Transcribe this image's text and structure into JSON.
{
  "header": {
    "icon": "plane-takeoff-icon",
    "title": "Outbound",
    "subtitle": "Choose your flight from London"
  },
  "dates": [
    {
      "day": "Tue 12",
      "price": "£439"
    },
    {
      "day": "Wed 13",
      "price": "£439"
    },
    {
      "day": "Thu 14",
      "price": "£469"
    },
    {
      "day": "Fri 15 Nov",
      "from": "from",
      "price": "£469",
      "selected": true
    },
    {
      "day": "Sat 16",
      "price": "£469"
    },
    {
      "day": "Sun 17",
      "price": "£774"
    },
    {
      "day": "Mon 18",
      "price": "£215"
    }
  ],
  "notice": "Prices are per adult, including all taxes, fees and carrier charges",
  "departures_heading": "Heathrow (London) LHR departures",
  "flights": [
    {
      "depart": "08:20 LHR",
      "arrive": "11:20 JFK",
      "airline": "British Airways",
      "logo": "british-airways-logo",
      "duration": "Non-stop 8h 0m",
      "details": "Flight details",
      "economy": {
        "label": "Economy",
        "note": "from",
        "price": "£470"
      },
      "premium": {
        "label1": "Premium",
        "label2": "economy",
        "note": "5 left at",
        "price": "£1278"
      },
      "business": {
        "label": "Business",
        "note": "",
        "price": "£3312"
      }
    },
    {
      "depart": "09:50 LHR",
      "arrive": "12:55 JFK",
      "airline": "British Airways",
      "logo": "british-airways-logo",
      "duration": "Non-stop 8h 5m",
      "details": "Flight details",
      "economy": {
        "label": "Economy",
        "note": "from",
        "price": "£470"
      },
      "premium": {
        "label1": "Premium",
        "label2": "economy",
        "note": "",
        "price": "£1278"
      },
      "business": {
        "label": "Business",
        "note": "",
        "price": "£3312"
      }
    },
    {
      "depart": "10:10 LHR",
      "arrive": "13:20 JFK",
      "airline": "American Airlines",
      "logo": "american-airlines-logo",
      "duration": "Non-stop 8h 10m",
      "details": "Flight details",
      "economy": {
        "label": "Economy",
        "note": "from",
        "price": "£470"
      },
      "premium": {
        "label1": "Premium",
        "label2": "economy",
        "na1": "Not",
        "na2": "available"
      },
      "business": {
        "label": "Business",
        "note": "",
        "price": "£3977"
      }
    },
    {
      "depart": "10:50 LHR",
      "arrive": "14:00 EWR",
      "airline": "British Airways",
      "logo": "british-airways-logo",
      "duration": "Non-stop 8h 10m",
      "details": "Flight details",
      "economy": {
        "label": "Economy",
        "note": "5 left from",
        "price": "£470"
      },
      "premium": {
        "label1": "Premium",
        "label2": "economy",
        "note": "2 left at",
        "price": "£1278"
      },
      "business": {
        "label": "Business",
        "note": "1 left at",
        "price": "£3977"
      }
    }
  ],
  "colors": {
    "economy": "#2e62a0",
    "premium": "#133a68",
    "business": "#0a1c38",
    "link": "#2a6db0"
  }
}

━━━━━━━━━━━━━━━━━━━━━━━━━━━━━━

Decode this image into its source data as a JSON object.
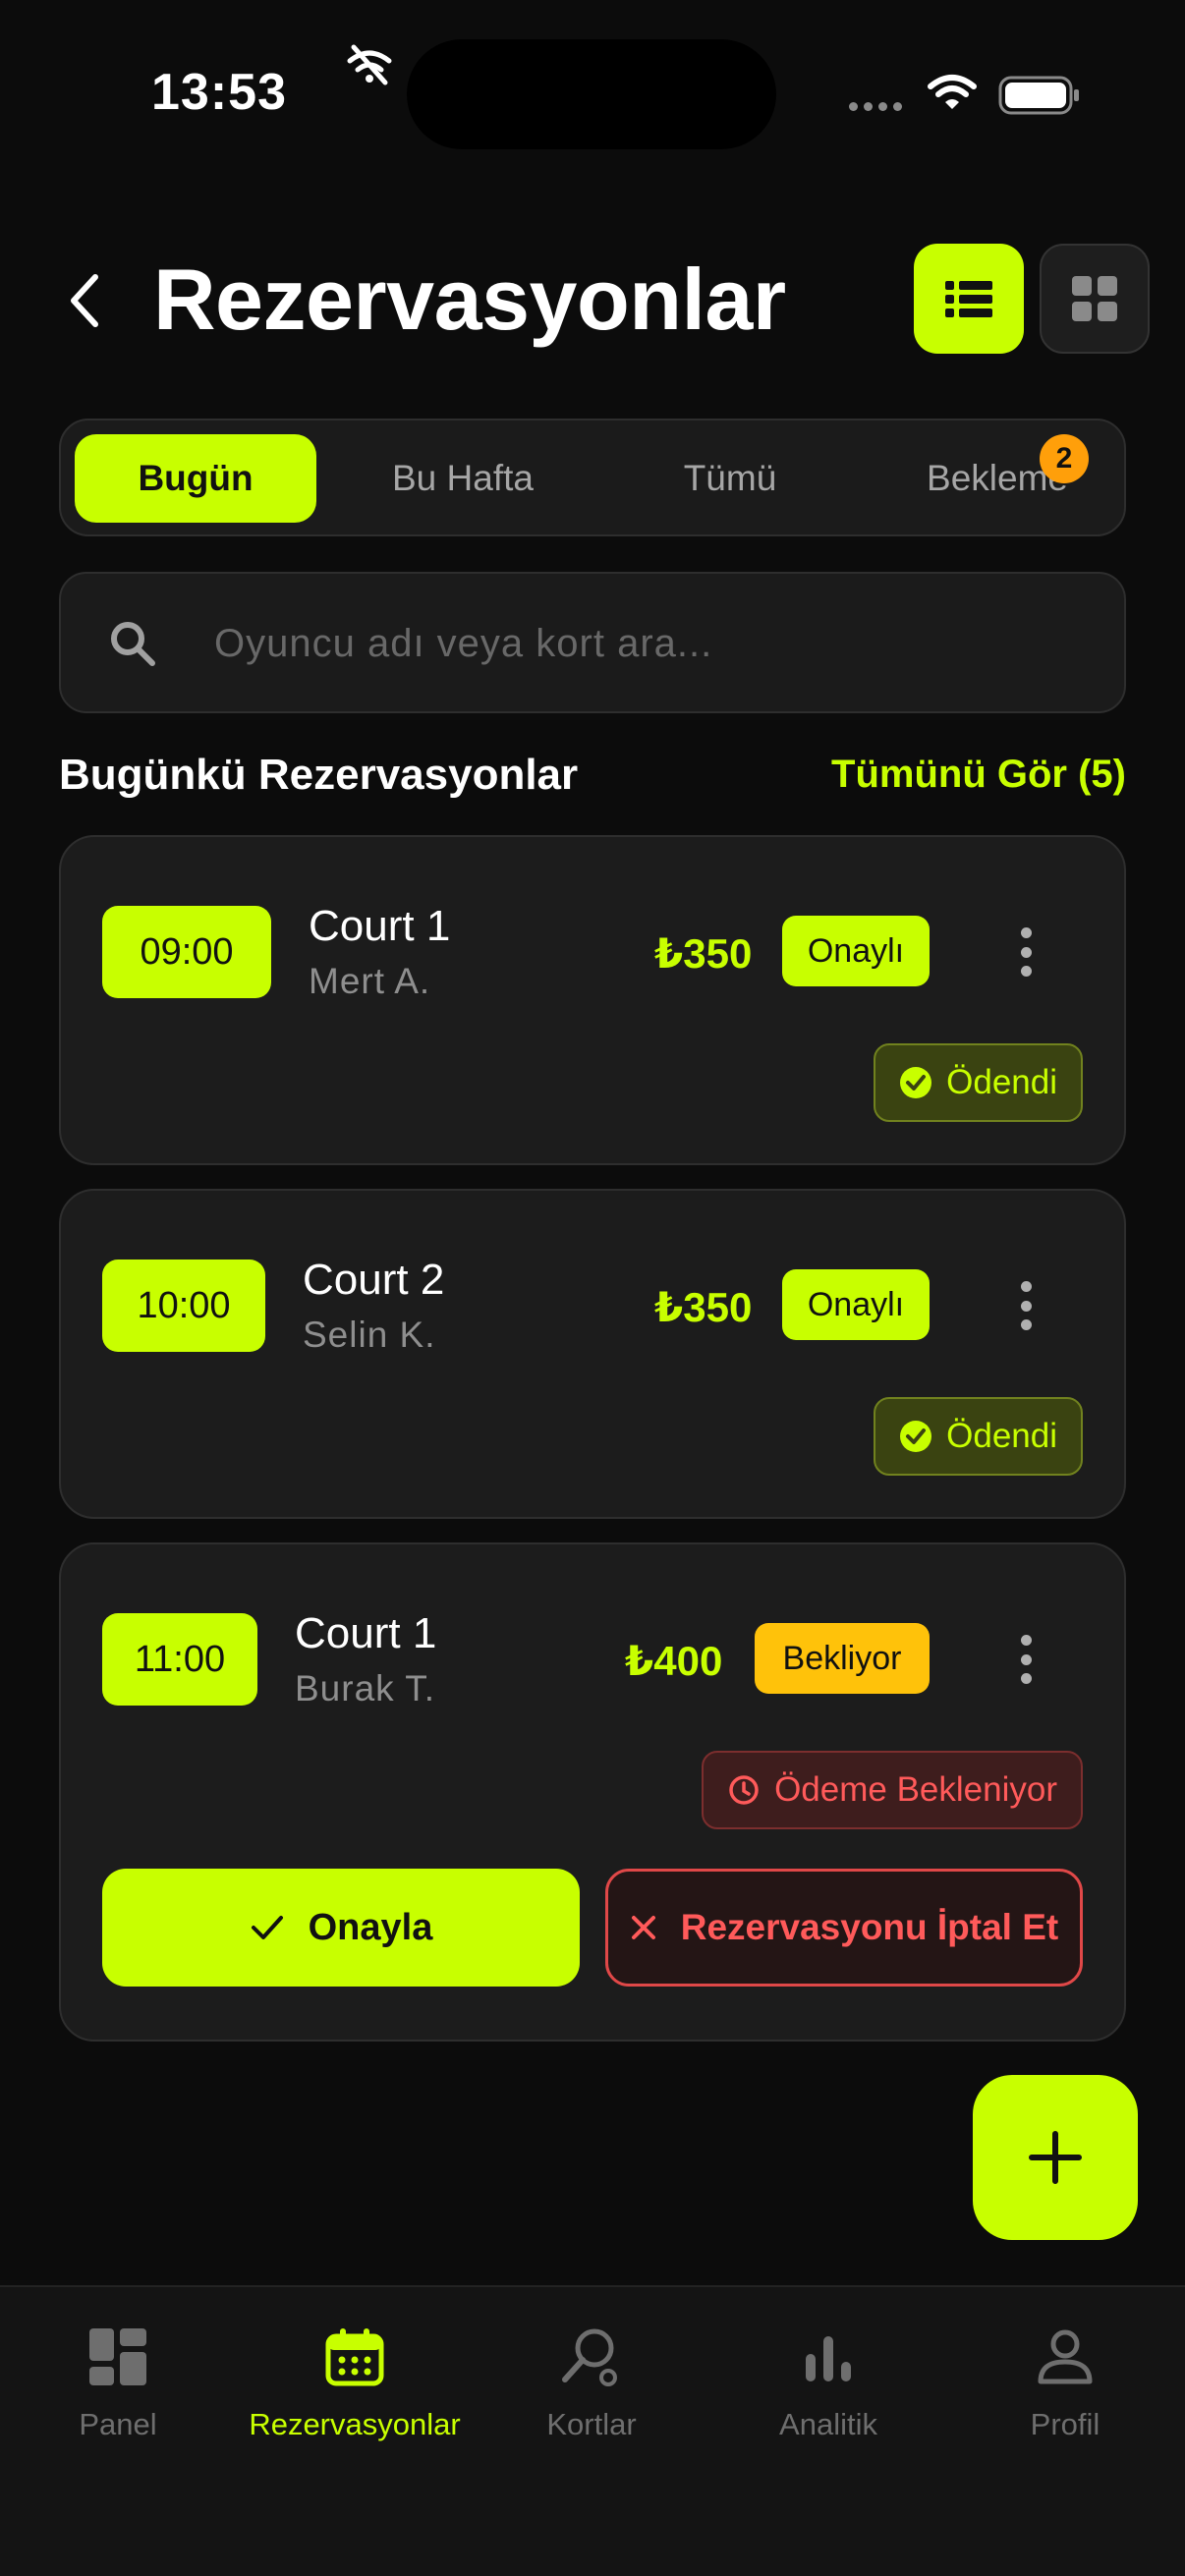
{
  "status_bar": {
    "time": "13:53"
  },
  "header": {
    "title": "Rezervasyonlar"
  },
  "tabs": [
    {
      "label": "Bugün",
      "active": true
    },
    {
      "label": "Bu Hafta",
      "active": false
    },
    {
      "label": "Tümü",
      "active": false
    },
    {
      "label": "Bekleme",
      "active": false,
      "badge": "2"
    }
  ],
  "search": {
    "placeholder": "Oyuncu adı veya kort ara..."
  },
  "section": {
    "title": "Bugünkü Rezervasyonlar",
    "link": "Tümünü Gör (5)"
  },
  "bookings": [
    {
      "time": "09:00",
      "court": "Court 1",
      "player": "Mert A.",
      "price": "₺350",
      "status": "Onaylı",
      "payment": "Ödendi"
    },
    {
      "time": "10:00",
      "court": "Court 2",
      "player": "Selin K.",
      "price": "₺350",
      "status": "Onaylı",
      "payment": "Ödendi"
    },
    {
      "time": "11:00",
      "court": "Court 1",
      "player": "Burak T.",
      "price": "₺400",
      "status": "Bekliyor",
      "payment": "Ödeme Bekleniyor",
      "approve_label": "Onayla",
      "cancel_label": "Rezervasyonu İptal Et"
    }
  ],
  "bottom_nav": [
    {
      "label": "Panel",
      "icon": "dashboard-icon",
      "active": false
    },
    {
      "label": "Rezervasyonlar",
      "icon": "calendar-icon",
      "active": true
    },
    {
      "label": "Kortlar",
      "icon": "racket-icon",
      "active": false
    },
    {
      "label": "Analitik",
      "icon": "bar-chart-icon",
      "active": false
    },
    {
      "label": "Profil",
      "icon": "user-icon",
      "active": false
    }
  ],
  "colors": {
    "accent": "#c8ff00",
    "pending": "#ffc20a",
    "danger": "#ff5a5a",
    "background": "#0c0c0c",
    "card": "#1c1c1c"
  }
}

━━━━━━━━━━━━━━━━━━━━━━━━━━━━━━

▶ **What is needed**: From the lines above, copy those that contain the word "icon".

▶ **Exercise output**:
    "icon": "plane-takeoff-icon",
      "icon": "dashboard-icon",
      "icon": "calendar-icon",
      "icon": "racket-icon",
      "icon": "bar-chart-icon",
      "icon": "user-icon",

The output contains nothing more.